For further information check out the full advisory HERE!

Parent Advisory: Codeine May Cause Death In Some Children

Parent Advisory: Codeine May Cause Death In Some Children

U.S. health officials health officials have released a warning that U.S. health officials, three children died and one suffered life-threatening hyperventilation after ingesting codeine.  The children were having their tonsils or adenoids removed and they were all between the age of 2 and 5.

The codeine broke down very quickly in their bodies and probably caused a morphine overdose.

The Montreal Gazette reports: “But these children likely had a genetic condition that caused codeine to turn into morphine more quickly and completely than usual, causing a fatal overdose, the FDA said.  Known as ultra-rapid metabolizers, people with this condition are relatively rare, usually occurring in one to seven out of every 100 people. But the frequency could be as high as 28 per 100 people among certain groups, such as North Africans, Ethiopians and Saudi Arabians.”

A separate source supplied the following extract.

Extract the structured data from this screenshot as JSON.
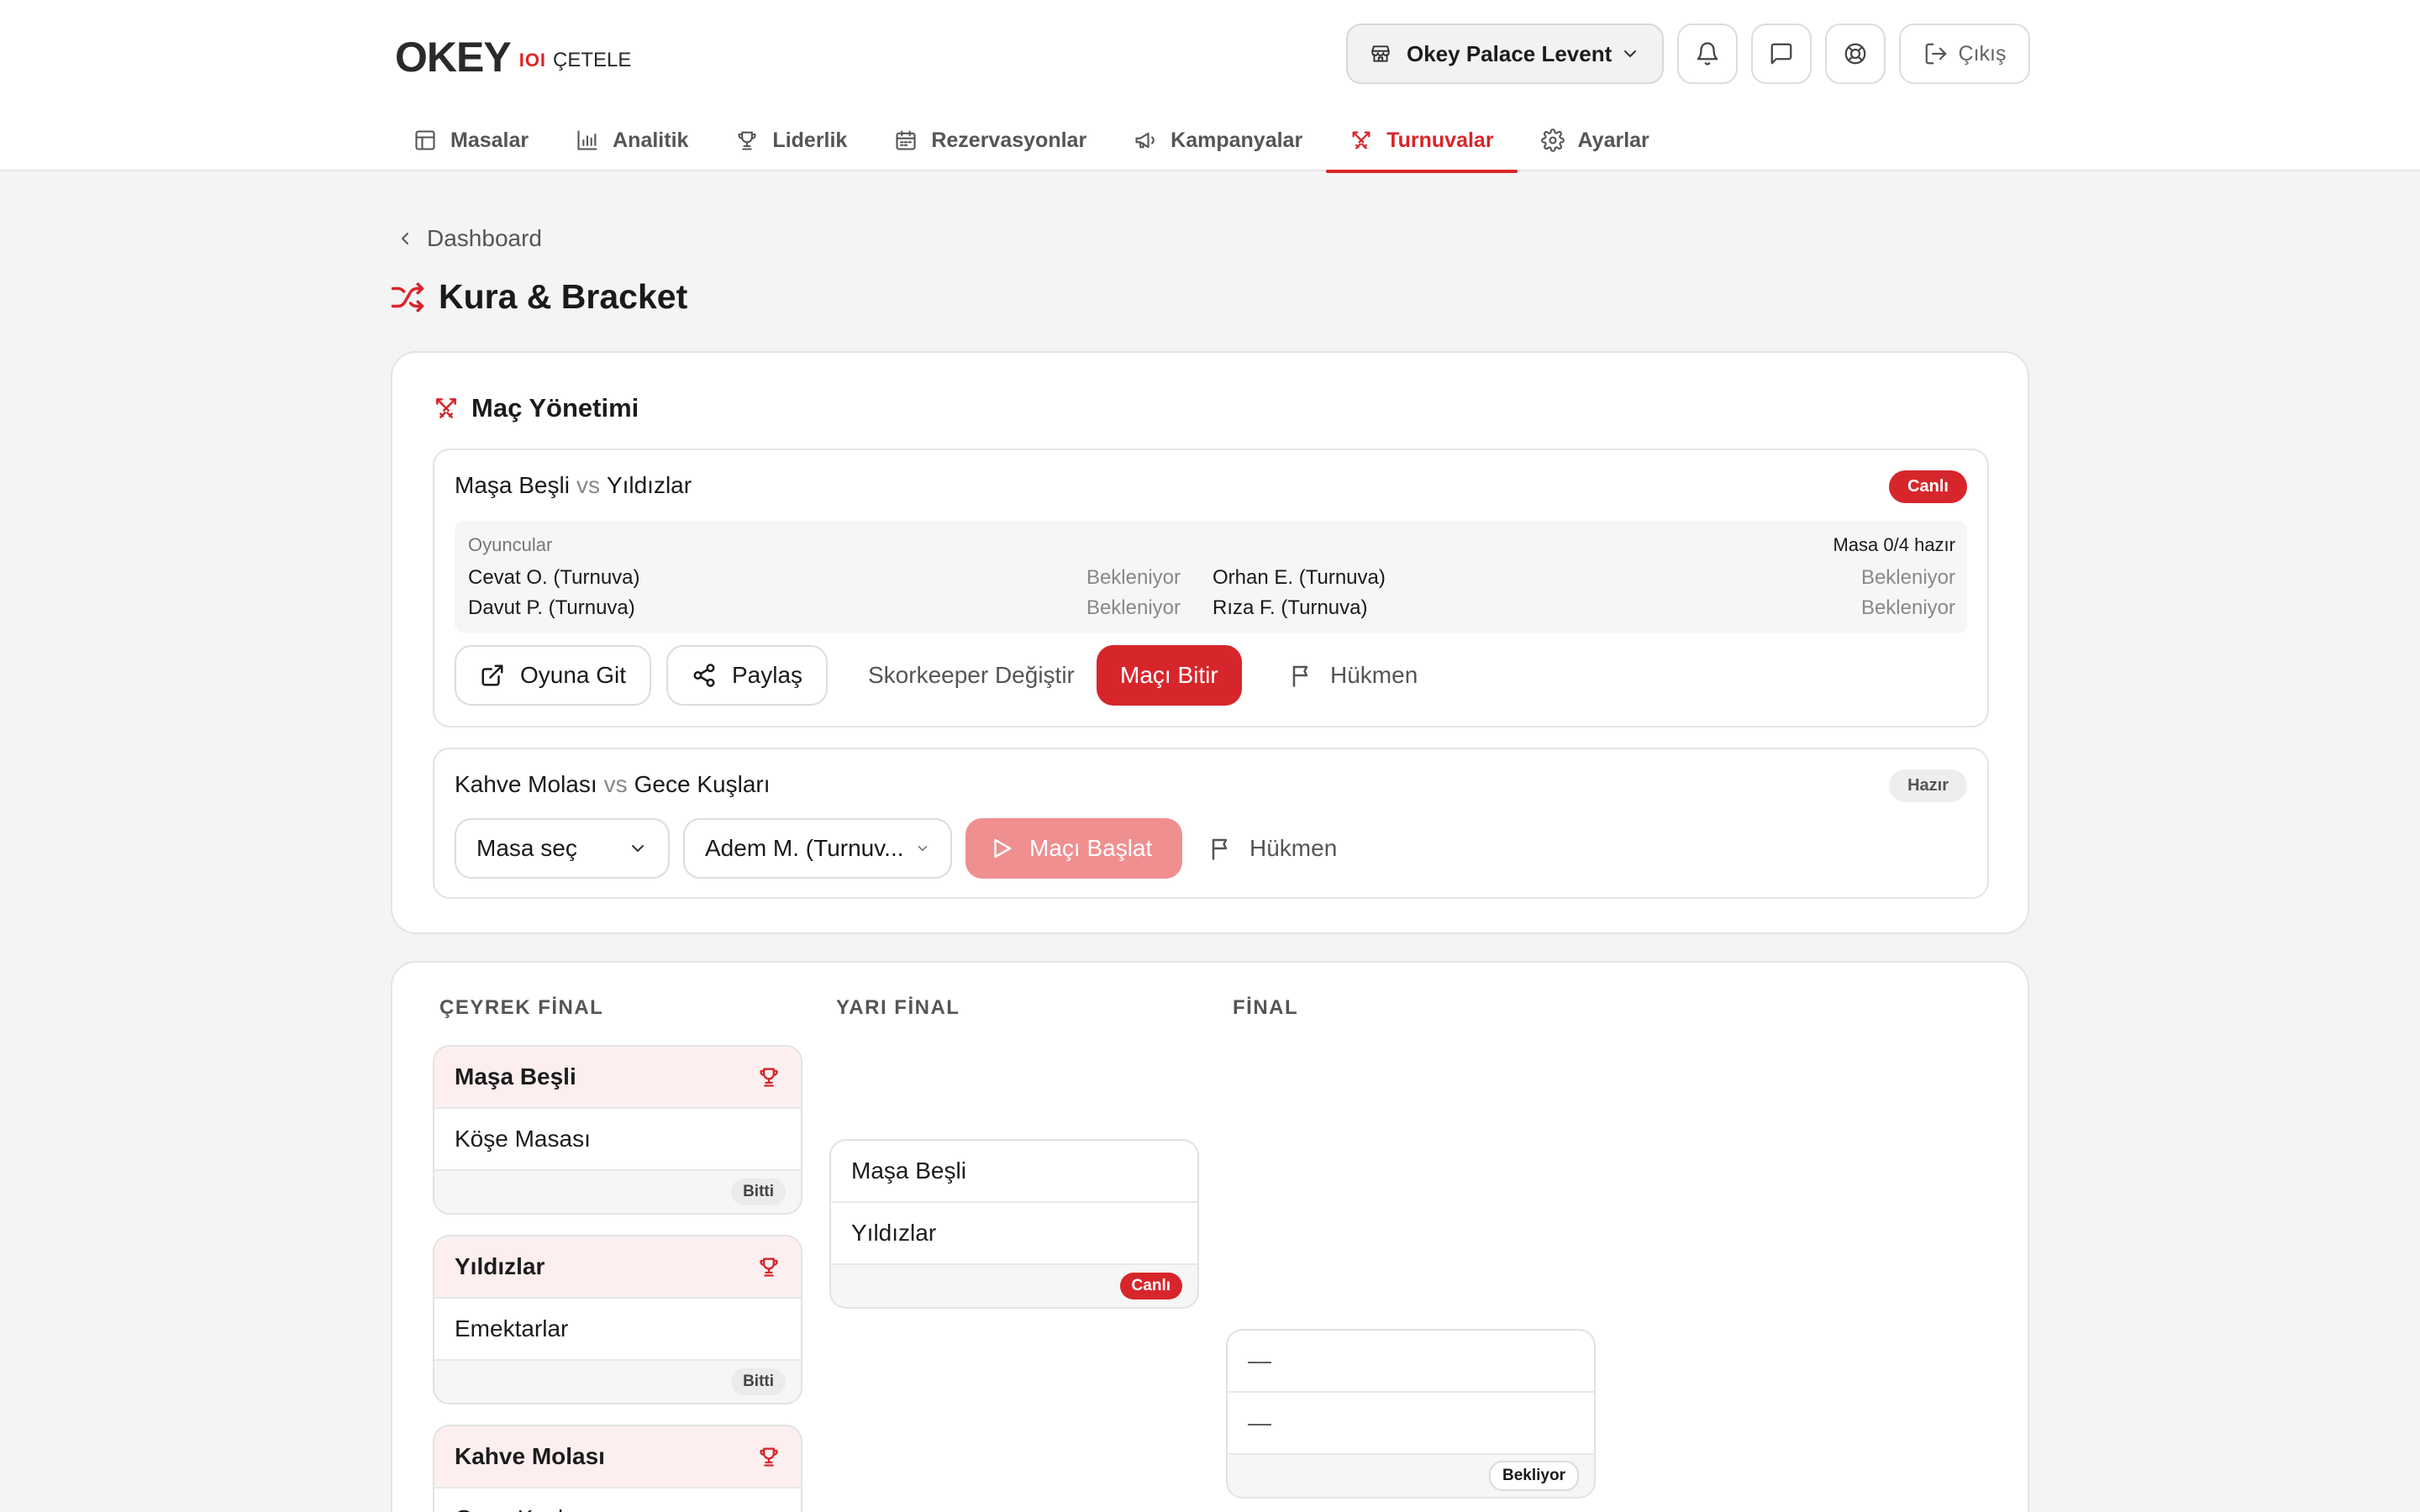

The FDA advise codeine should not be used as a regular medication, but only as needed.  They advise parents to watch children for signs of overdoes.  Sign of overdoes include unusual sleepiness, trouble waking up, confusion, or difficult or noisy breathing.

Report: Four Million Bumbo Baby Seats Recalled

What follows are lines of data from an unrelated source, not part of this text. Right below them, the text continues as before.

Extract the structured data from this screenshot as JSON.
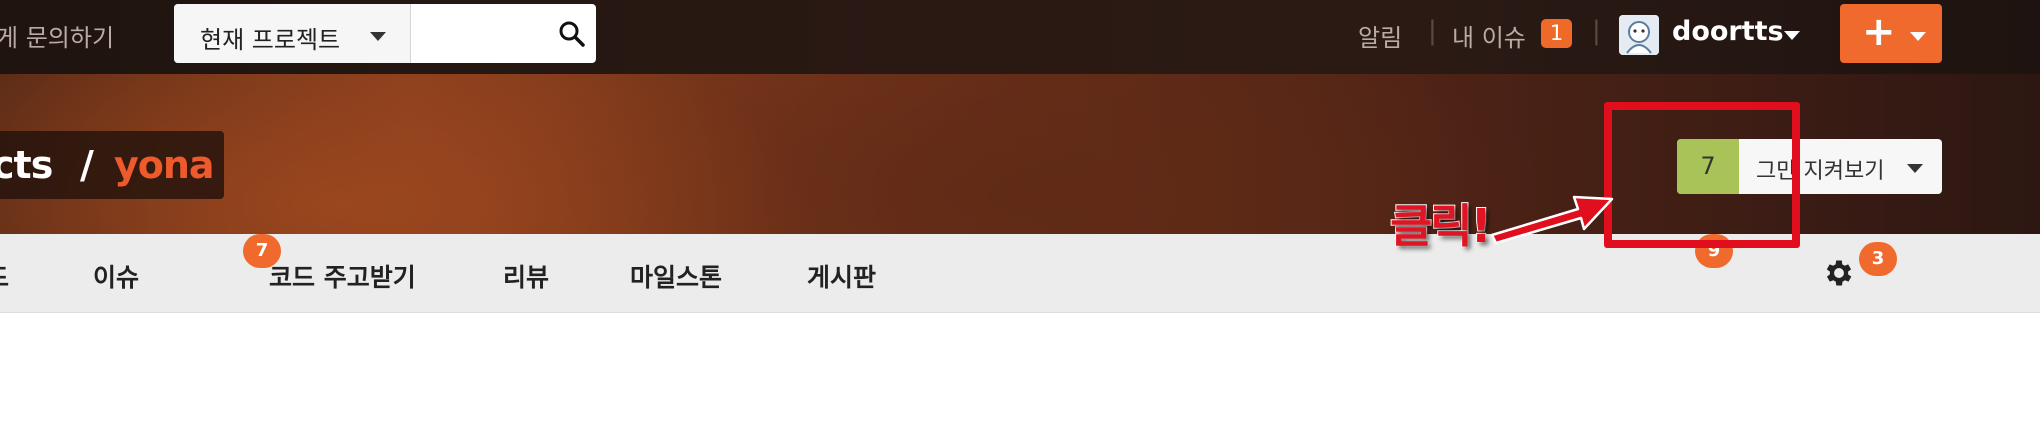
{
  "topbar": {
    "ask_link": "게 문의하기",
    "search": {
      "scope_label": "현재 프로젝트",
      "placeholder": ""
    },
    "alarm_label": "알림",
    "my_issue_label": "내 이슈",
    "my_issue_count": "1",
    "separator": "|",
    "user_name": "doortts",
    "new_button_label": "+"
  },
  "project": {
    "owner": "cts",
    "slash": "/",
    "name": "yona"
  },
  "watch": {
    "count": "7",
    "label": "그만 지켜보기"
  },
  "nav": {
    "prev_partial": "드",
    "items": [
      {
        "label": "이슈",
        "badge": "7"
      },
      {
        "label": "코드 주고받기"
      },
      {
        "label": "리뷰"
      },
      {
        "label": "마일스톤"
      },
      {
        "label": "게시판",
        "badge": "9"
      }
    ],
    "settings_badge": "3"
  },
  "annotation": {
    "click_text": "클릭!"
  },
  "colors": {
    "accent_orange": "#ef6a2c",
    "project_name": "#ef5a2c",
    "watch_count_bg": "#a8c458",
    "annotation_red": "#e10f1e"
  }
}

Report: Four Million Bumbo Baby Seats Recalled

Bumbo International Trust is voluntarily recalling about 4 million Bumbo Baby Seats after a multitude of injuries, including skull fractures, the South African company and the Consumer Product Safety Commission (CPSC) said in a statement released on Wednesday.

Since an earlier recall in 2007, at least 50 incidents have been reported in which babies fell while the molded-foam seat was on a raised surface. Nineteen of those incidents included skull fractures.  Another 34 reports have been received of infants hurt while the one-piece seat was on a floor or an unknown elevated surface. Two babies sutfered fractured skulls while in this position.  People with the seats are urged to stop using them until they install a repair kit to remedy the existing problems.

Rachel Weintraub, director of product safety at the Consumer Federation of America, one of the advocacy groups said The CPSC move comes after consumer groups urged the commission in February to recall the seats.  “This is a very important action that they are taking,” she said. “These hazards shouldn’t happen. It should never cause these kinds of injuries.” says Weintraub.

The Bumbo seats were sold at Babies R Us, Sears, Target Corp, Toys R Us, USA Babies, Walmart and other stores and online sellers.. They were sold from August 2003 through August 2012 for between $30 and $50.